■ **EXERCISE AIM**
The lines needed are those below that contain the word "subtitle"; copy each one.

■ **RECORDS FOR PROCESSING**
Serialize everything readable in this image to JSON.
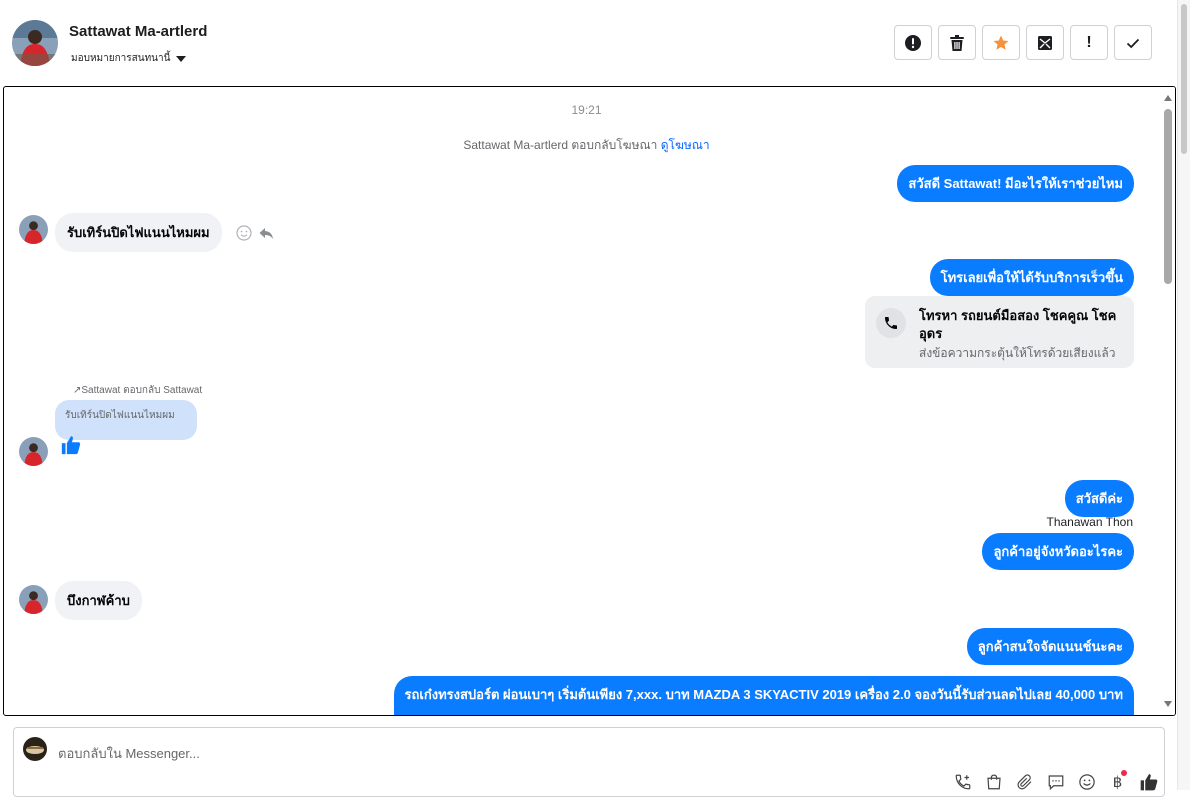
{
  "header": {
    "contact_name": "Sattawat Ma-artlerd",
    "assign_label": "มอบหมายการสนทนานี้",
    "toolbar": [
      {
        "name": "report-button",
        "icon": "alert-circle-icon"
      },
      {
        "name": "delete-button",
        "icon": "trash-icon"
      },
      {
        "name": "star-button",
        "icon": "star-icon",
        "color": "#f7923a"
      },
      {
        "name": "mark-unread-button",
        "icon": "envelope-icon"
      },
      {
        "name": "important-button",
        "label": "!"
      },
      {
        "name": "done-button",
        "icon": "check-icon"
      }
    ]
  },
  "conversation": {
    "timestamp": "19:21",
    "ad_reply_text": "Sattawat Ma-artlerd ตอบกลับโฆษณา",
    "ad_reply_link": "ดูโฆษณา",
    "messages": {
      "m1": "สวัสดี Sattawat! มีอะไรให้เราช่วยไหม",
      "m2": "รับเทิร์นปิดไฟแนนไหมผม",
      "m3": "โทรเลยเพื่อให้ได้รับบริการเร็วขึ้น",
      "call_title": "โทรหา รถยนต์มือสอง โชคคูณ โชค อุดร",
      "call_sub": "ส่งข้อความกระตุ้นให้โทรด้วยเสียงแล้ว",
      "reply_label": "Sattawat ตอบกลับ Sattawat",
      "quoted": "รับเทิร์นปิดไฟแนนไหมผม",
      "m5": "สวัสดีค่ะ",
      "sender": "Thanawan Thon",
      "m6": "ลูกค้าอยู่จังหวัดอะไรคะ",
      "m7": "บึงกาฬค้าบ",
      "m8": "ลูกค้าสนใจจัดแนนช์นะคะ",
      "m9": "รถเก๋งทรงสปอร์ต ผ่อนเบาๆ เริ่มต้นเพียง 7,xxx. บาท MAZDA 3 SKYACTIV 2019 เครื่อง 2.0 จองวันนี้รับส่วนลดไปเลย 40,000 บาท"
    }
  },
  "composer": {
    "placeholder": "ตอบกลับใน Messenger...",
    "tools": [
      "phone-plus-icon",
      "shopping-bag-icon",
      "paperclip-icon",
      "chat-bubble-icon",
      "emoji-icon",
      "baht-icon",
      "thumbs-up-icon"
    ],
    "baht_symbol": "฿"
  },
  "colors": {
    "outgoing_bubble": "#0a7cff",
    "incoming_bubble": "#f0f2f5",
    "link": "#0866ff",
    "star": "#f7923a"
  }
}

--

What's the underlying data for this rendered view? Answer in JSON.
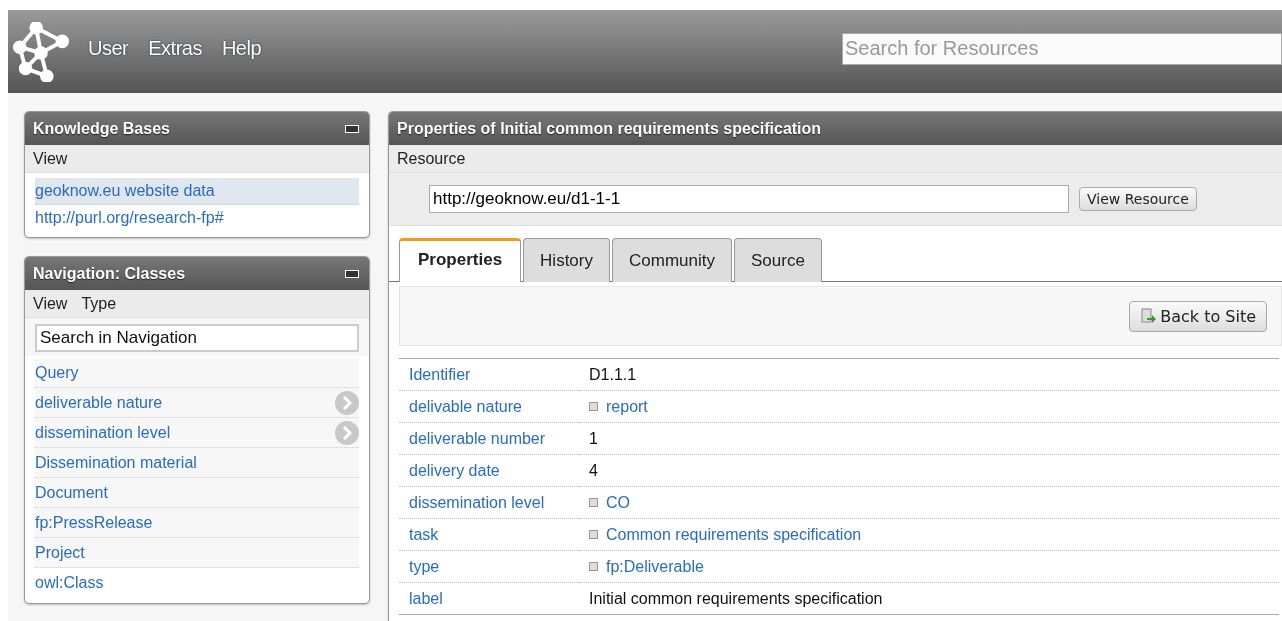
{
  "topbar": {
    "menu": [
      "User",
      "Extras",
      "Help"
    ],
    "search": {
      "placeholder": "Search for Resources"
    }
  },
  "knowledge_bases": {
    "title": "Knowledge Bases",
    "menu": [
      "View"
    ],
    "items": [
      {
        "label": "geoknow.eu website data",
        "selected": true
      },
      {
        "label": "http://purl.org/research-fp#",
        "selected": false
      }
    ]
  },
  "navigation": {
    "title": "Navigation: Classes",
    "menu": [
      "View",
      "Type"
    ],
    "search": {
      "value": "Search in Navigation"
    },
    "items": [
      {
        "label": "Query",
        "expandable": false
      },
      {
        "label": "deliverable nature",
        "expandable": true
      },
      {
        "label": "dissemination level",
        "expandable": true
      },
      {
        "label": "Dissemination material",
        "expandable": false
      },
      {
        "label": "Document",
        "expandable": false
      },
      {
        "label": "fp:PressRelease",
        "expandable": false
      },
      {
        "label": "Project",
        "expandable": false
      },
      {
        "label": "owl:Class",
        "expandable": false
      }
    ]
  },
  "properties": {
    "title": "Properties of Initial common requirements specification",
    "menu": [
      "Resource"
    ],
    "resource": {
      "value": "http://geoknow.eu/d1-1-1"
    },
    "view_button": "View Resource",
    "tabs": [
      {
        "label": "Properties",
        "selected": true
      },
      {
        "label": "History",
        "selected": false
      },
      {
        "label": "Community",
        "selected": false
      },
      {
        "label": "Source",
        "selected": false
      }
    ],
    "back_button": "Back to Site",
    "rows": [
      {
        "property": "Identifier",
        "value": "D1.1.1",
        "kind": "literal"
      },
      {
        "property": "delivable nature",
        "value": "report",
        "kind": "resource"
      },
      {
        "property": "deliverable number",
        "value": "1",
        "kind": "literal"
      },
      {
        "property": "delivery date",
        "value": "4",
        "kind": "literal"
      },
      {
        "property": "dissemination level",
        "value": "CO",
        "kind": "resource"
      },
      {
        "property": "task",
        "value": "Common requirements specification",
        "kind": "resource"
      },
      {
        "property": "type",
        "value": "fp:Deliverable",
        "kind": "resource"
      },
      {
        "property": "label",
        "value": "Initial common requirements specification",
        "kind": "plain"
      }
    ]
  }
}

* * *

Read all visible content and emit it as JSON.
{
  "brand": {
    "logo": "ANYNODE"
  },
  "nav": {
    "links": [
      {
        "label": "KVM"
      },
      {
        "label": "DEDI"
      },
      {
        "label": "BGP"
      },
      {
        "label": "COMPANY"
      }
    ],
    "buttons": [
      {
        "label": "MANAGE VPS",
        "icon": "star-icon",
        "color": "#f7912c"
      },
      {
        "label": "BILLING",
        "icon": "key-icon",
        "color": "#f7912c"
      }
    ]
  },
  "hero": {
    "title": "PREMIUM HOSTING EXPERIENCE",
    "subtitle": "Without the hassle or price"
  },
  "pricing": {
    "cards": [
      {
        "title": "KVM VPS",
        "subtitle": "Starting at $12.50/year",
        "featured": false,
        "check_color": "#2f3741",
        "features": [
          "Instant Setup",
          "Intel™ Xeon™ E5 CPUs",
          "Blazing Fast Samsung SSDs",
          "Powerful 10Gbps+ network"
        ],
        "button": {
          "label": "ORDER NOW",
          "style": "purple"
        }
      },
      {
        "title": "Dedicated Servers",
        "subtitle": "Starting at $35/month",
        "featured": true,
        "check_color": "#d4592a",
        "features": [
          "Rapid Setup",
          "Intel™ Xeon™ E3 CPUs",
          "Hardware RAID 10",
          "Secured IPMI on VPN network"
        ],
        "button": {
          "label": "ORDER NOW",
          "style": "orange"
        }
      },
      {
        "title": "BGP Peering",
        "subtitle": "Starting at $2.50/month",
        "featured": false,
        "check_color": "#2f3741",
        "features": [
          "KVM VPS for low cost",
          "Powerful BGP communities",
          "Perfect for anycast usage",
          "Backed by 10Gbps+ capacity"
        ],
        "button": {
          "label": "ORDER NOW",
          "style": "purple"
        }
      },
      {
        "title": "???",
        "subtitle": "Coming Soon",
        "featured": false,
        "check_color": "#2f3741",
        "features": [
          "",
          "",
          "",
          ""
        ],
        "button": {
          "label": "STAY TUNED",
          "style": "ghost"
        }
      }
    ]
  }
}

■ **WRITTEN RESPONSE**
    "subtitle": "Without the hassle or price"
        "subtitle": "Starting at $12.50/year",
        "subtitle": "Starting at $35/month",
        "subtitle": "Starting at $2.50/month",
        "subtitle": "Coming Soon",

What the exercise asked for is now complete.